On the Basis of Sex
- Angie Errigo
- 18 February 2019
Supreme Court Justice Ruth Bader Ginsburg is the subject of an inspiring and romantic biopic
How appropriate that on a wave of films centred on strong female characters one of them should be about iconic US Supreme Court Justice Ruth Bader Ginsburg, also fondly known as Notorious RBG and the subject of a recent documentary (from Julie Cohen and Betsy West).
A brilliant strategist who battled discrimination in her own life and career, RBG made it her mission to challenge gender discriminatory laws. She successfully argued the landmark case (representing, interestingly, a male client) that had a domino effect striking down obstacles to equal rights. She was a trailblazer with her Women's Rights Project at the American Civil Liberties Union. She's now an 85-year-old superhero – with her very own black-robed action figure – who fights the good fight, and always with style.
On paper Felicity Jones doesn't leap out as obvious casting for the diminutive but daunting Jewish immigrant's daughter from Brooklyn, but she relishes the smart dialogue and brings emotional conviction and power to the inevitable climactic courtroom oration. Her Ruth has a sweet chemistry with Armie Hammer, who plays Ruth's lawyer husband Marty – a life partner so committed, proud and supportive (extraordinarily so for 50s America) he sets the bar for husbanding admirably high. He's also preposterously handsome.
The intelligent screenplay – spanning Ruth's hostile reception as a young mother in the 50s entering testosterone-heavy Harvard Law School, to her let's-change-the-world legal manoeuvring in the 70s – was written by Ginsburg's nephew Daniel Stiepleman, who combines the legal drama and love story appealingly.

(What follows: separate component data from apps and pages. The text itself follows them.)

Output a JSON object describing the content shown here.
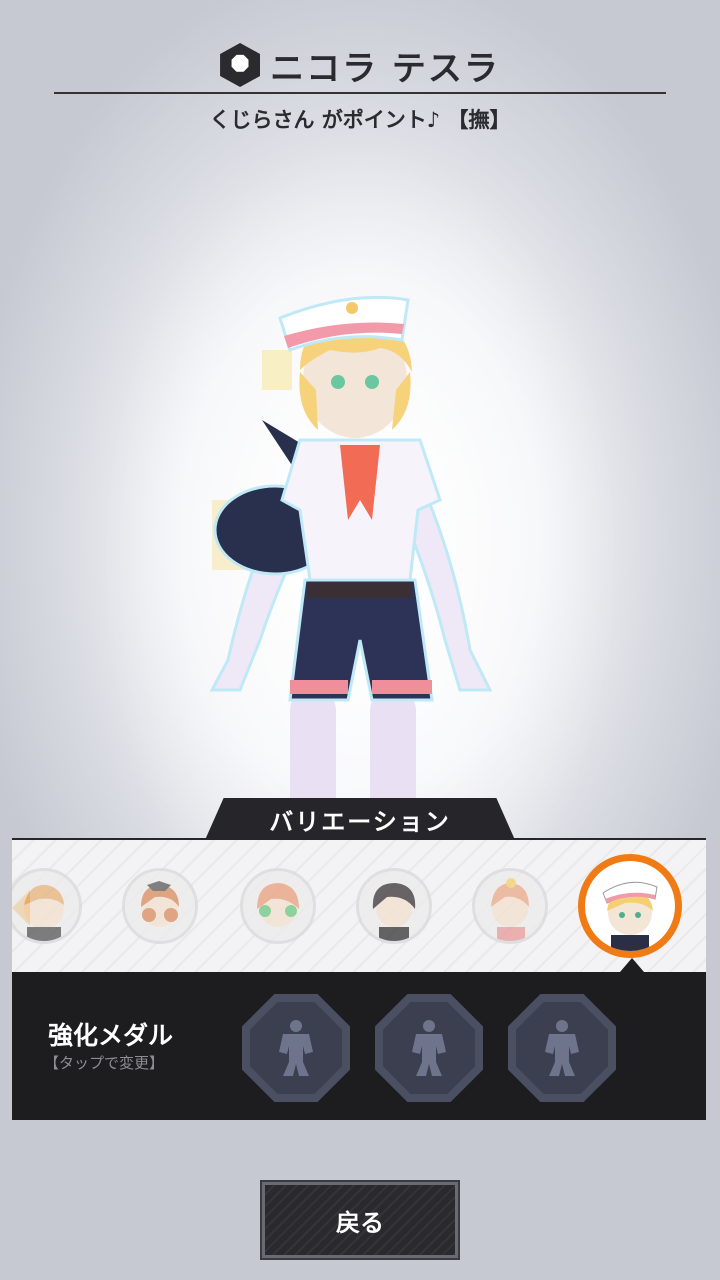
{
  "header": {
    "badge_icon": "boot-icon",
    "character_name": "ニコラ テスラ",
    "costume_name": "くじらさん がポイント♪ 【撫】"
  },
  "variation": {
    "tab_label": "バリエーション",
    "scroll_icon": "chevron-left-icon",
    "accent_color": "#f07a14",
    "thumbnails": [
      {
        "name": "variation-1"
      },
      {
        "name": "variation-2"
      },
      {
        "name": "variation-3"
      },
      {
        "name": "variation-4"
      },
      {
        "name": "variation-5"
      },
      {
        "name": "variation-6",
        "selected": true
      }
    ]
  },
  "medals": {
    "title": "強化メダル",
    "hint": "【タップで変更】",
    "slots": [
      {
        "icon": "hero-silhouette-icon"
      },
      {
        "icon": "hero-silhouette-icon"
      },
      {
        "icon": "hero-silhouette-icon"
      }
    ]
  },
  "footer": {
    "back_label": "戻る"
  }
}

Director Mimi Leder is herself a groundbreaker, being the first female graduate of the AFI Conservatory. With a background in cinematography, she provides visual interest, like images of Ruth purposefully mounting imposing steps, from law school to the Supreme Court. The result is a nicely inspirational, romantic hagiography and an unmistakable call to political engagement.
General release from Fri 22 Feb.